═════ Supplied records ═════

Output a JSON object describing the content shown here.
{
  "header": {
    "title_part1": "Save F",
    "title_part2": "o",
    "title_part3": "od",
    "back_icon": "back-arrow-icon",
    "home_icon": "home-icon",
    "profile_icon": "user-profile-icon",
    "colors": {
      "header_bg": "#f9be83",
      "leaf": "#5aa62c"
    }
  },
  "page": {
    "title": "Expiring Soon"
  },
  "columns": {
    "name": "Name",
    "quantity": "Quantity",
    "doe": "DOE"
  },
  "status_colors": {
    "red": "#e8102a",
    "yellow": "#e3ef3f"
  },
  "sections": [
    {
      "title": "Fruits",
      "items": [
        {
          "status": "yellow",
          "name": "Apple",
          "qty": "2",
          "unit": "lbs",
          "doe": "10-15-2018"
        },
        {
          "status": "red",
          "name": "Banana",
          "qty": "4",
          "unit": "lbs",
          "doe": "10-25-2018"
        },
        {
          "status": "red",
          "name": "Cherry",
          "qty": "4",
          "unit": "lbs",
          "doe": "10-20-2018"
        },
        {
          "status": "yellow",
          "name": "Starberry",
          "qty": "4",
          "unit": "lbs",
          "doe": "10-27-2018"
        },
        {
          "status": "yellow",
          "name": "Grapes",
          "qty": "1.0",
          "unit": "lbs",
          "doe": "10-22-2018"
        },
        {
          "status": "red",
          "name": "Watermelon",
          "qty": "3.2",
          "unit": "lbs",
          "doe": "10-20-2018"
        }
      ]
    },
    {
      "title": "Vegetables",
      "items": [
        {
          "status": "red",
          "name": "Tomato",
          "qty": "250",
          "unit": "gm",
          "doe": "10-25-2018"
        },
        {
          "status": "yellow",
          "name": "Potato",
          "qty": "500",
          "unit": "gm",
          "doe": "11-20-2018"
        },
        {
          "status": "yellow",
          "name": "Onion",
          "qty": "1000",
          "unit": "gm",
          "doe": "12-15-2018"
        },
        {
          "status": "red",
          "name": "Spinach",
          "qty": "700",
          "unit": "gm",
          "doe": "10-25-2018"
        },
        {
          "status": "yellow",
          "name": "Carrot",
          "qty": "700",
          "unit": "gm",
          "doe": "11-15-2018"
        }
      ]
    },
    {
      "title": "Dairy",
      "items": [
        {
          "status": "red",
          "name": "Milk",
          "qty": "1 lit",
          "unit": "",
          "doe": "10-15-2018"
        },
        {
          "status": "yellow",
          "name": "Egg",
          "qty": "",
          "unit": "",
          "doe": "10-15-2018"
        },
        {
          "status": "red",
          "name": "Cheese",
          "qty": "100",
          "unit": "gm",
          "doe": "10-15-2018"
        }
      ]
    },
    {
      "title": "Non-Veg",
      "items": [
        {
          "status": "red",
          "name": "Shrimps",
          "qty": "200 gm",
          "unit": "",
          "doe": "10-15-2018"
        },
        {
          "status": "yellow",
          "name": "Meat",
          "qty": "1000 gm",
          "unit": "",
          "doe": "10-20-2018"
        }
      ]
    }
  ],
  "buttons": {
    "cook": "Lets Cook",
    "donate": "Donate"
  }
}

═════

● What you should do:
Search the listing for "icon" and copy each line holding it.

● Your response:
    "back_icon": "back-arrow-icon",
    "home_icon": "home-icon",
    "profile_icon": "user-profile-icon",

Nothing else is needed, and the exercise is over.